▸ AIM OF THE EXERCISE
Give the count of lines in the records below that contain "share", with no other words.

# # # # #

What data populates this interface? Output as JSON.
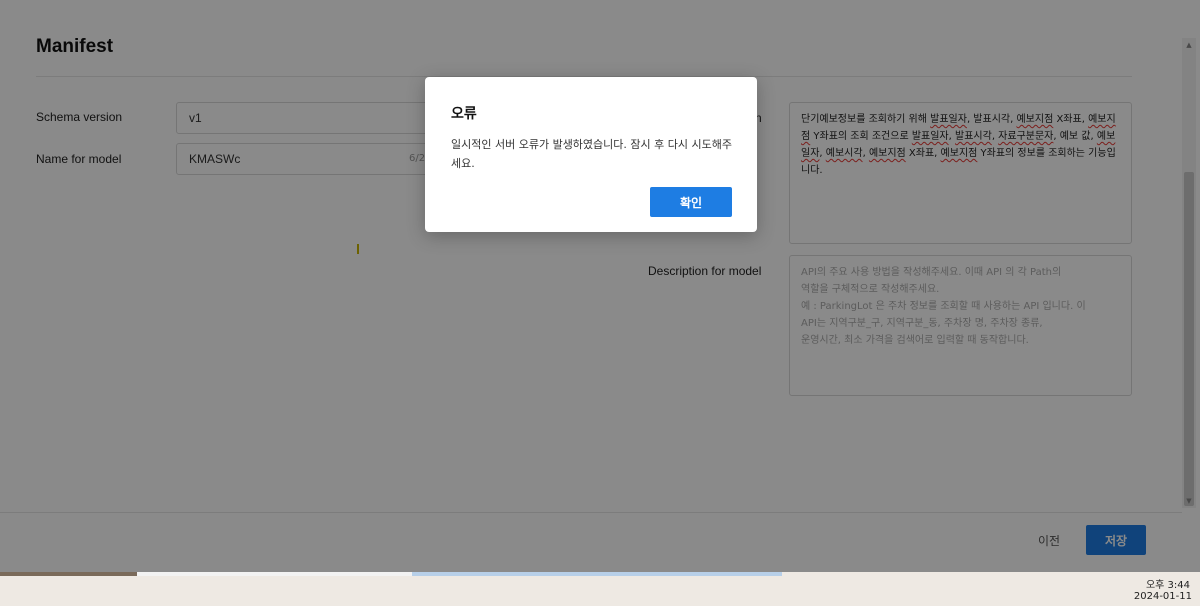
{
  "manifest": {
    "title": "Manifest",
    "fields": {
      "schema_version": {
        "label": "Schema version",
        "value": "v1"
      },
      "name_for_model": {
        "label": "Name for model",
        "value": "KMASWc",
        "count": "6/2"
      },
      "description_for_human": {
        "label_tail": "n",
        "segments": [
          {
            "text": "단기예보정보를 조회하기 위해 ",
            "squiggle": false
          },
          {
            "text": "발표일자",
            "squiggle": true
          },
          {
            "text": ", 발표시각, ",
            "squiggle": false
          },
          {
            "text": "예보지점",
            "squiggle": true
          },
          {
            "text": " X좌표, ",
            "squiggle": false
          },
          {
            "text": "예보지점",
            "squiggle": true
          },
          {
            "text": " Y좌표의 조회 조건으로 ",
            "squiggle": false
          },
          {
            "text": "발표일자",
            "squiggle": true
          },
          {
            "text": ", ",
            "squiggle": false
          },
          {
            "text": "발표시각",
            "squiggle": true
          },
          {
            "text": ", ",
            "squiggle": false
          },
          {
            "text": "자료구분문자",
            "squiggle": true
          },
          {
            "text": ", 예보 값, ",
            "squiggle": false
          },
          {
            "text": "예보일자",
            "squiggle": true
          },
          {
            "text": ", ",
            "squiggle": false
          },
          {
            "text": "예보시각",
            "squiggle": true
          },
          {
            "text": ", ",
            "squiggle": false
          },
          {
            "text": "예보지점",
            "squiggle": true
          },
          {
            "text": " X좌표, ",
            "squiggle": false
          },
          {
            "text": "예보지점",
            "squiggle": true
          },
          {
            "text": " Y좌표의 정보를 조회하는 기능입니다.",
            "squiggle": false
          }
        ]
      },
      "description_for_model": {
        "label": "Description for model",
        "placeholder": "API의 주요 사용 방법을 작성해주세요. 이때 API 의 각 Path의\n역할을 구체적으로 작성해주세요.\n예 : ParkingLot 은 주차 정보를 조회할 때 사용하는 API 입니다. 이\nAPI는 지역구분_구, 지역구분_동, 주차장 명, 주차장 종류,\n운영시간, 최소 가격을 검색어로 입력할 때 동작합니다."
      }
    },
    "footer": {
      "prev_label": "이전",
      "save_label": "저장"
    }
  },
  "dialog": {
    "title": "오류",
    "message": "일시적인 서버 오류가 발생하였습니다. 잠시 후 다시 시도해주세요.",
    "confirm_label": "확인"
  },
  "taskbar": {
    "time": "오후 3:44",
    "date": "2024-01-11"
  },
  "colors": {
    "accent": "#1e7de3",
    "overlay": "#000000"
  }
}
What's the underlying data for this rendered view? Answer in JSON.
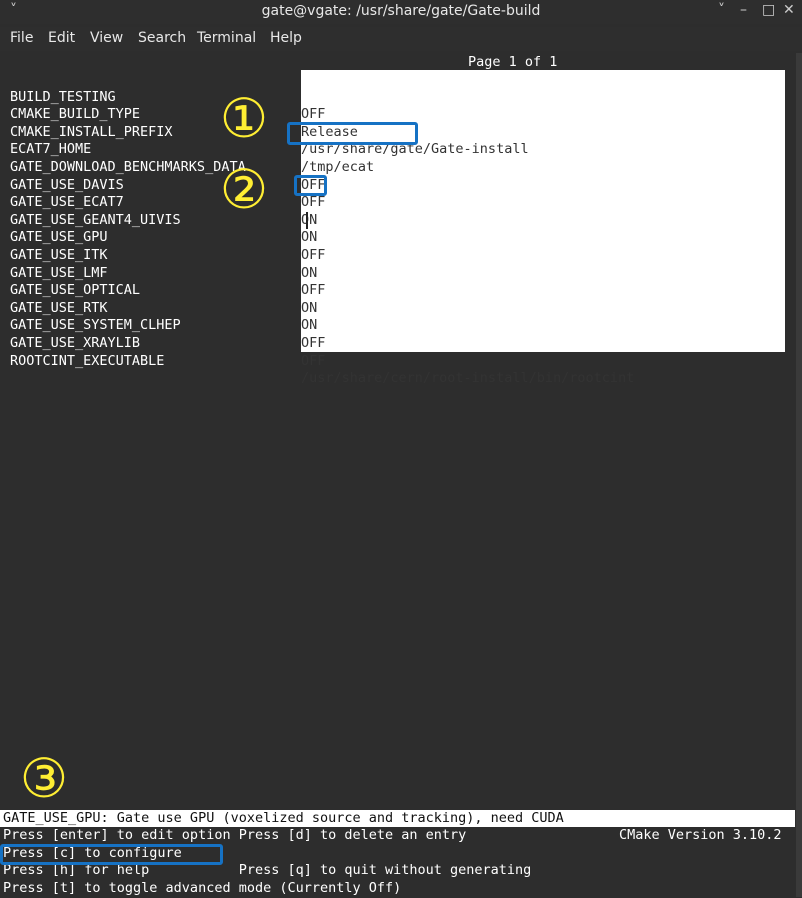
{
  "window": {
    "title": "gate@vgate: /usr/share/gate/Gate-build",
    "menu_chevron": "˅",
    "control_chevron": "˅",
    "minimize": "–",
    "maximize": "□",
    "close": "✕"
  },
  "menu": [
    "File",
    "Edit",
    "View",
    "Search",
    "Terminal",
    "Help"
  ],
  "ccmake": {
    "page_indicator": "Page 1 of 1",
    "entries": [
      {
        "key": "BUILD_TESTING",
        "value": "OFF"
      },
      {
        "key": "CMAKE_BUILD_TYPE",
        "value": "Release"
      },
      {
        "key": "CMAKE_INSTALL_PREFIX",
        "value": "/usr/share/gate/Gate-install"
      },
      {
        "key": "ECAT7_HOME",
        "value": "/tmp/ecat"
      },
      {
        "key": "GATE_DOWNLOAD_BENCHMARKS_DATA",
        "value": "OFF"
      },
      {
        "key": "GATE_USE_DAVIS",
        "value": "OFF"
      },
      {
        "key": "GATE_USE_ECAT7",
        "value": "ON"
      },
      {
        "key": "GATE_USE_GEANT4_UIVIS",
        "value": "ON"
      },
      {
        "key": "GATE_USE_GPU",
        "value": "OFF"
      },
      {
        "key": "GATE_USE_ITK",
        "value": "ON"
      },
      {
        "key": "GATE_USE_LMF",
        "value": "OFF"
      },
      {
        "key": "GATE_USE_OPTICAL",
        "value": "ON"
      },
      {
        "key": "GATE_USE_RTK",
        "value": "ON"
      },
      {
        "key": "GATE_USE_SYSTEM_CLHEP",
        "value": "OFF"
      },
      {
        "key": "GATE_USE_XRAYLIB",
        "value": "OFF"
      },
      {
        "key": "ROOTCINT_EXECUTABLE",
        "value": "/usr/share/cern/root-install/bin/rootcint"
      }
    ],
    "status_line": "GATE_USE_GPU: Gate use GPU (voxelized source and tracking), need CUDA",
    "help_lines": {
      "l1_left": "Press [enter] to edit option Press [d] to delete an entry",
      "l1_right": "CMake Version 3.10.2",
      "l2": "Press [c] to configure",
      "l3": "Press [h] for help           Press [q] to quit without generating",
      "l4": "Press [t] to toggle advanced mode (Currently Off)"
    }
  },
  "annotations": {
    "badge1": "①",
    "badge2": "②",
    "badge3": "③",
    "badge_color": "#ffee33",
    "box_color": "#1672c4"
  }
}
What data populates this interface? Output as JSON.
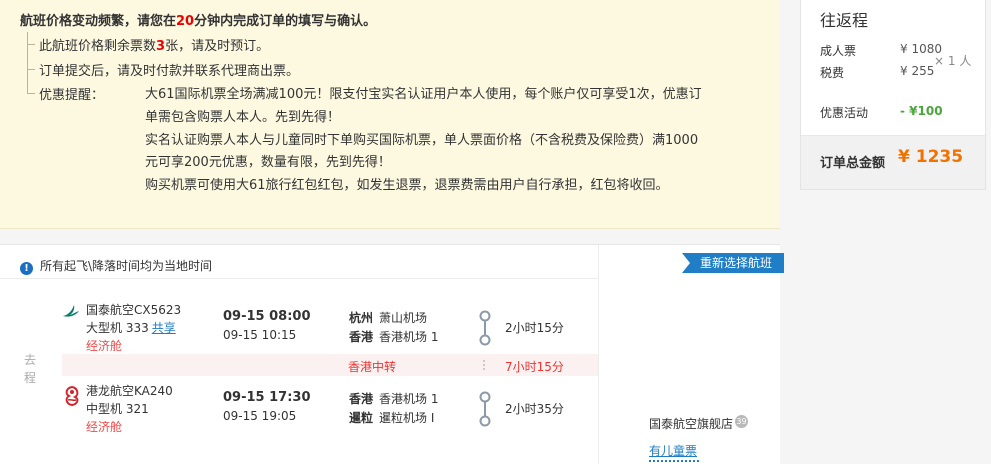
{
  "notice": {
    "title_prefix": "航班价格变动频繁，请您在",
    "title_minutes": "20",
    "title_suffix": "分钟内完成订单的填写与确认。",
    "item1_prefix": "此航班价格剩余票数",
    "item1_count": "3",
    "item1_suffix": "张，请及时预订。",
    "item2": "订单提交后，请及时付款并联系代理商出票。",
    "promo_label": "优惠提醒：",
    "promo_lines": [
      "大61国际机票全场满减100元！限支付宝实名认证用户本人使用，每个账户仅可享受1次，优惠订",
      "单需包含购票人本人。先到先得！",
      "实名认证购票人本人与儿童同时下单购买国际机票，单人票面价格（不含税费及保险费）满1000",
      "元可享200元优惠，数量有限，先到先得！",
      "购买机票可使用大61旅行红包红包，如发生退票，退票费需由用户自行承担，红包将收回。"
    ]
  },
  "price": {
    "title": "往返程",
    "adult_label": "成人票",
    "adult_value": "¥ 1080",
    "tax_label": "税费",
    "tax_value": "¥ 255",
    "times": "× 1 人",
    "promo_label": "优惠活动",
    "promo_value": "- ¥100",
    "total_label": "订单总金额",
    "total_value": "¥ 1235"
  },
  "flight": {
    "local_time_note": "所有起飞\\降落时间均为当地时间",
    "reselect_label": "重新选择航班",
    "leg_label": "去程",
    "segments": [
      {
        "airline": "国泰航空CX5623",
        "model": "大型机 333",
        "share": "共享",
        "cabin": "经济舱",
        "dep_time": "09-15 08:00",
        "arr_time": "09-15 10:15",
        "dep_city": "杭州",
        "dep_airport": "萧山机场",
        "arr_city": "香港",
        "arr_airport": "香港机场 1",
        "duration": "2小时15分"
      },
      {
        "airline": "港龙航空KA240",
        "model": "中型机 321",
        "share": "",
        "cabin": "经济舱",
        "dep_time": "09-15 17:30",
        "arr_time": "09-15 19:05",
        "dep_city": "香港",
        "dep_airport": "香港机场 1",
        "arr_city": "暹粒",
        "arr_airport": "暹粒机场 I",
        "duration": "2小时35分"
      }
    ],
    "transfer_label": "香港中转",
    "transfer_duration": "7小时15分",
    "store_name": "国泰航空旗舰店",
    "store_badge": "39",
    "child_ticket": "有儿童票"
  },
  "colors": {
    "accent_blue": "#1f7ec5",
    "price_orange": "#f27200",
    "discount_green": "#4aa63a",
    "alert_red": "#e00000",
    "notice_bg": "#fdf9e1"
  }
}
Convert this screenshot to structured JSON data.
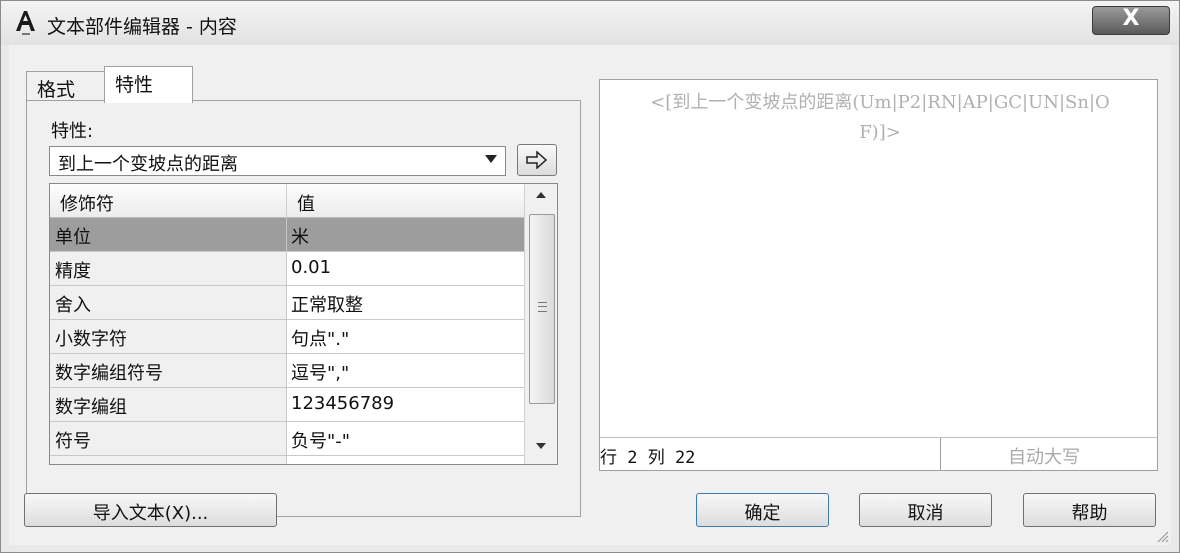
{
  "window": {
    "title": "文本部件编辑器 - 内容",
    "close_label": "X"
  },
  "tabs": [
    {
      "label": "格式"
    },
    {
      "label": "特性"
    }
  ],
  "properties": {
    "label": "特性:",
    "selected": "到上一个变坡点的距离"
  },
  "grid": {
    "headers": {
      "modifier": "修饰符",
      "value": "值"
    },
    "rows": [
      {
        "name": "单位",
        "value": "米"
      },
      {
        "name": "精度",
        "value": "0.01"
      },
      {
        "name": "舍入",
        "value": "正常取整"
      },
      {
        "name": "小数字符",
        "value": "句点\".\""
      },
      {
        "name": "数字编组符号",
        "value": "逗号\",\""
      },
      {
        "name": "数字编组",
        "value": "123456789"
      },
      {
        "name": "符号",
        "value": "负号\"-\""
      }
    ],
    "selected_row": 0
  },
  "preview": {
    "text": "<[到上一个变坡点的距离(Um|P2|RN|AP|GC|UN|Sn|OF)]>"
  },
  "status": {
    "position": "行 2 列 22",
    "caps": "自动大写"
  },
  "buttons": {
    "import": "导入文本(X)...",
    "ok": "确定",
    "cancel": "取消",
    "help": "帮助"
  },
  "colors": {
    "selected_row_bg": "#9d9d9d",
    "preview_text": "#b0b0b0"
  }
}
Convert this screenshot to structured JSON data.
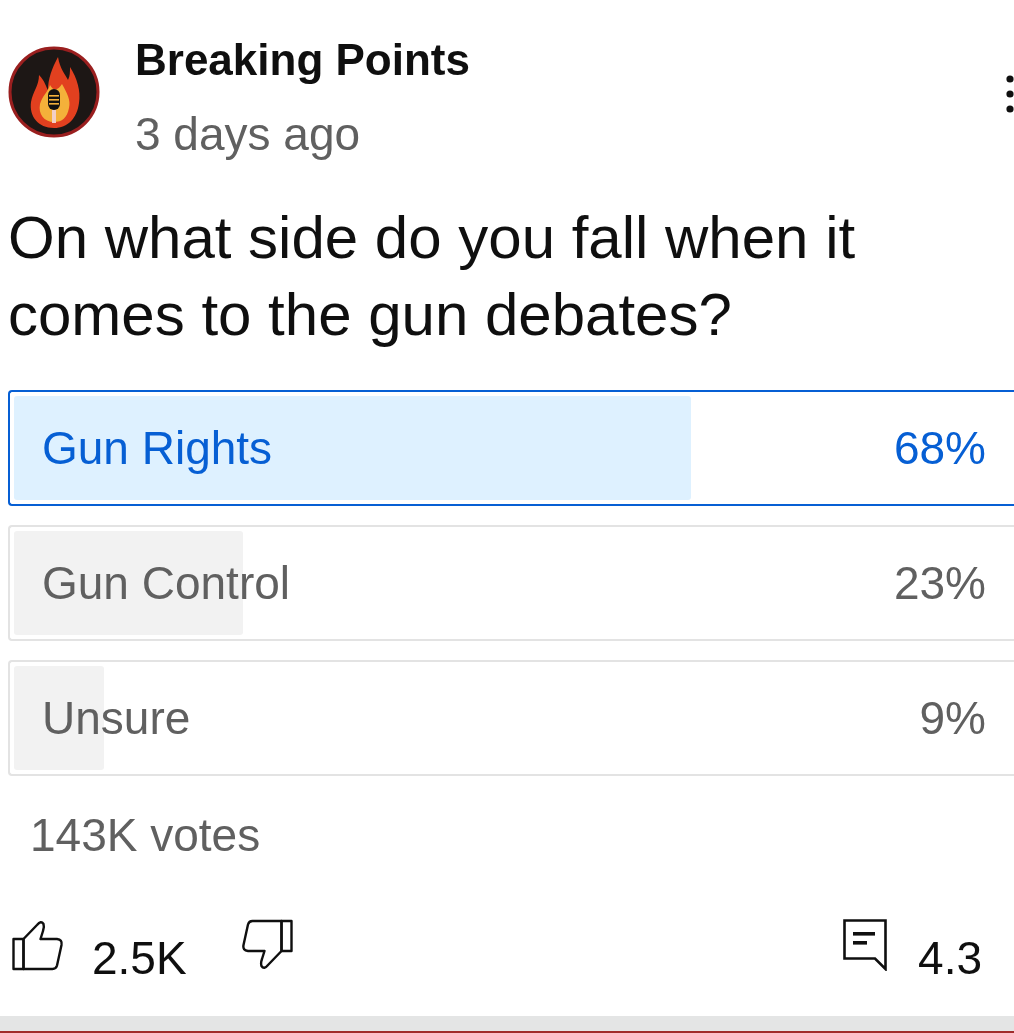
{
  "post": {
    "channel": "Breaking Points",
    "time": "3 days ago",
    "question": "On what side do you fall when it comes to the gun debates?",
    "poll": {
      "options": [
        {
          "label": "Gun Rights",
          "percent": "68%",
          "level": 0.68,
          "selected": true
        },
        {
          "label": "Gun Control",
          "percent": "23%",
          "level": 0.23,
          "selected": false
        },
        {
          "label": "Unsure",
          "percent": "9%",
          "level": 0.09,
          "selected": false
        }
      ],
      "votes": "143K votes"
    },
    "likes": "2.5K",
    "comments": "4.3"
  }
}
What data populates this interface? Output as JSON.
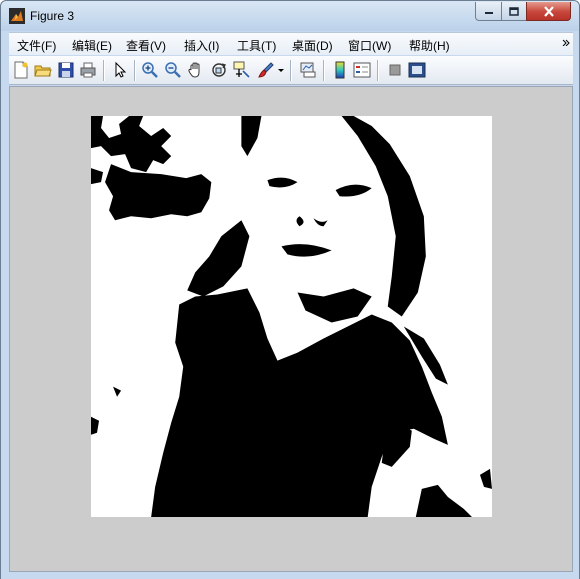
{
  "window": {
    "title": "Figure 3",
    "controls": {
      "minimize_icon": "minimize-icon",
      "maximize_icon": "maximize-icon",
      "close_icon": "close-icon"
    }
  },
  "menubar": {
    "items": [
      {
        "label": "文件(F)"
      },
      {
        "label": "编辑(E)"
      },
      {
        "label": "查看(V)"
      },
      {
        "label": "插入(I)"
      },
      {
        "label": "工具(T)"
      },
      {
        "label": "桌面(D)"
      },
      {
        "label": "窗口(W)"
      },
      {
        "label": "帮助(H)"
      }
    ],
    "overflow_icon": "chevron-icon"
  },
  "toolbar": {
    "icons": [
      "new-figure-icon",
      "open-file-icon",
      "save-icon",
      "print-icon",
      "edit-plot-arrow-icon",
      "zoom-in-icon",
      "zoom-out-icon",
      "pan-hand-icon",
      "rotate-3d-icon",
      "data-cursor-icon",
      "brush-icon",
      "dropdown-arrow-icon",
      "link-plot-icon",
      "insert-colorbar-icon",
      "insert-legend-icon",
      "hide-plot-tools-icon",
      "show-plot-tools-icon"
    ]
  },
  "figure": {
    "background_color": "#cccccc",
    "image_description_colors": {
      "foreground": "#000000",
      "background": "#ffffff"
    }
  },
  "colors": {
    "titlebar": "#c6d9ee",
    "close_button": "#c7463a",
    "menubar": "#f0f4f9",
    "figure_background": "#cccccc"
  }
}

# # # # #

▸ WRITTEN RESPONSE
5